Your mention of negative pressure reminded me that we changed over our ancient wooden windows and storm sashes (very tight) a few years ago... the house hasn't seemed as as warm since then. Probably not a coincidence.
 

Highbeam

Minister of Fire
Dec 28, 2006
19,698
Mt. Rainier Foothills, WA
Many chimney sweeps are helpful but some are lazy.
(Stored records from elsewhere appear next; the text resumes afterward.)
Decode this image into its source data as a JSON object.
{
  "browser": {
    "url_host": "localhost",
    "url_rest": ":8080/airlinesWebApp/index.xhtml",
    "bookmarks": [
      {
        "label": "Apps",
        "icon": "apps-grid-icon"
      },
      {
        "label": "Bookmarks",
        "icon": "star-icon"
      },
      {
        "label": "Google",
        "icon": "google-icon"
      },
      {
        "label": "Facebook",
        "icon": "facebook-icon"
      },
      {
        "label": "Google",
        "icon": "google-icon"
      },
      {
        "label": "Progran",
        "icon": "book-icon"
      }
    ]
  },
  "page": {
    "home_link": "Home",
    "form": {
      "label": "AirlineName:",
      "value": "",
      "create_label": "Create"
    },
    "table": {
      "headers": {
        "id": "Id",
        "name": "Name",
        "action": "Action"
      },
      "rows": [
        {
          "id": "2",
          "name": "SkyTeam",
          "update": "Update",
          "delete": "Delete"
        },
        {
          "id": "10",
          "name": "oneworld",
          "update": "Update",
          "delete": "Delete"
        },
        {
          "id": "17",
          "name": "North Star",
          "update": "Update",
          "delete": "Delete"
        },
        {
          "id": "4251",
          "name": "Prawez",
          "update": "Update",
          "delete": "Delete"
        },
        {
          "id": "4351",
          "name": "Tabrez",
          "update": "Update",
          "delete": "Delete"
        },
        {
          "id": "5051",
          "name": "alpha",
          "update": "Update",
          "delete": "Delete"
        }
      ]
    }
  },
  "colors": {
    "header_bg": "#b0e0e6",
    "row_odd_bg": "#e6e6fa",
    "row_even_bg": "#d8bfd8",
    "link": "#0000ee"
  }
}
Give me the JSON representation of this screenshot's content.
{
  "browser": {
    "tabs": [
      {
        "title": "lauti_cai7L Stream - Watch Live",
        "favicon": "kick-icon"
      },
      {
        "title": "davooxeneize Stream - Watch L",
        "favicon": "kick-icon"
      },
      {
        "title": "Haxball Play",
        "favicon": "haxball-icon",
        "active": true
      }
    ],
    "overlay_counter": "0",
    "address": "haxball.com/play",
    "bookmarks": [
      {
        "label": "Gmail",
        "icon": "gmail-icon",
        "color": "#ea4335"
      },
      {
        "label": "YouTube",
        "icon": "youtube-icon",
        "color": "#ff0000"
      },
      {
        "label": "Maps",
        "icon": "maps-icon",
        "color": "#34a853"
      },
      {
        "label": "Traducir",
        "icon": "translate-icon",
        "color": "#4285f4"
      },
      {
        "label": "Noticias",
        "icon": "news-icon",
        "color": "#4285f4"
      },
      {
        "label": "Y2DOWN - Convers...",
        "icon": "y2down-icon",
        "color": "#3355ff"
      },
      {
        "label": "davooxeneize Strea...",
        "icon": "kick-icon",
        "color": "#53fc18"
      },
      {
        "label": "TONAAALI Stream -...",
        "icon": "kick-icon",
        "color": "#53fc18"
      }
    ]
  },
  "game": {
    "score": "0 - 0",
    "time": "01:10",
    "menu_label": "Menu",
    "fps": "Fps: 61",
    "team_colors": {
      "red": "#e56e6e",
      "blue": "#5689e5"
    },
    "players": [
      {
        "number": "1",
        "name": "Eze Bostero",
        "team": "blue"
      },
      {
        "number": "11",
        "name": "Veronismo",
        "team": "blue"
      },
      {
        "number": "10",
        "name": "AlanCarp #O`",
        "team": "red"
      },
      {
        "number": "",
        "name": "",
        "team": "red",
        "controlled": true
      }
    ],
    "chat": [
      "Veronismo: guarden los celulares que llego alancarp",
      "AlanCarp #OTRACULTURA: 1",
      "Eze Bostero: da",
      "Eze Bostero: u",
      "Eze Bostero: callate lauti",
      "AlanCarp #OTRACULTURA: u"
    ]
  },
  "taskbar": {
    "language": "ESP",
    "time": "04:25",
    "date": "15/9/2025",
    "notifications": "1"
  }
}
Those screened caps can plug up with junk and cause this problem.

Also, are you sure that the cap at the bottom of the tee just outside your block wall is tightly in place?
 

lebrunmn

New Member
Jan 21, 2022
34
Hampshire Co. WVa
6. Our installer did not recommend an outside air intake, since the stove is below grade. (He said it could be a smoke hazard, but didn't go into why.)
Quoting my own post, but I was wondering if anyone understands why our stove person didn't recommend installing an OAK? Did they just not want to put another hole in the block or is there an inherent safety issue with adding an OAK that is positioned above the stove? As I begin to explore the negative pressure theory of why this stove won't burn well, I was wondering what the physics of this might be.

Thanks,

-Mark
 

stoveliker

Minister of Fire
Nov 17, 2019
4,353
Long Island NY
Yes, if you have a draft reversal in your chimney, you can have hot gases be pushed into your oak, leading to fire.

It's therefore against code to have an oak be not below horizontal.
 

stoveliker

Minister of Fire
Nov 17, 2019
4,353
Long Island NY
Another way is to think that with an oak going up, you have two chimneys. And you can't choose which one the fire will choose.
 

Enplater

Member
Jun 6, 2017
145
NH
I seem to remember a post about an englander 30 and the air damper wasn’t working, no matter the position. It was some kind of defect from the factory. Not saying this is your problem but something to keep in mind if all else fails.
Sounds like when I had my first fire in my 30, I was using wood that I was assuming was dry (wasn’t) and was having similar results to you. Also when I start a fire I need to have the garage door open and the door open that goes into the garage open or I will get reverse draft. It’s possible to get it going without those doors open if you get a hot, top-down fire going fast with dry pine on the top of the stack and a blow torch to start the newspaper knots.
I have 24’ of prefab chimney pipe outside.
Your easiest thing to do is confirm the wood is the issue by getting some kiln dried wood and/or some of those compressed sawdust logs.
I’m interested to see what your issue ends up being.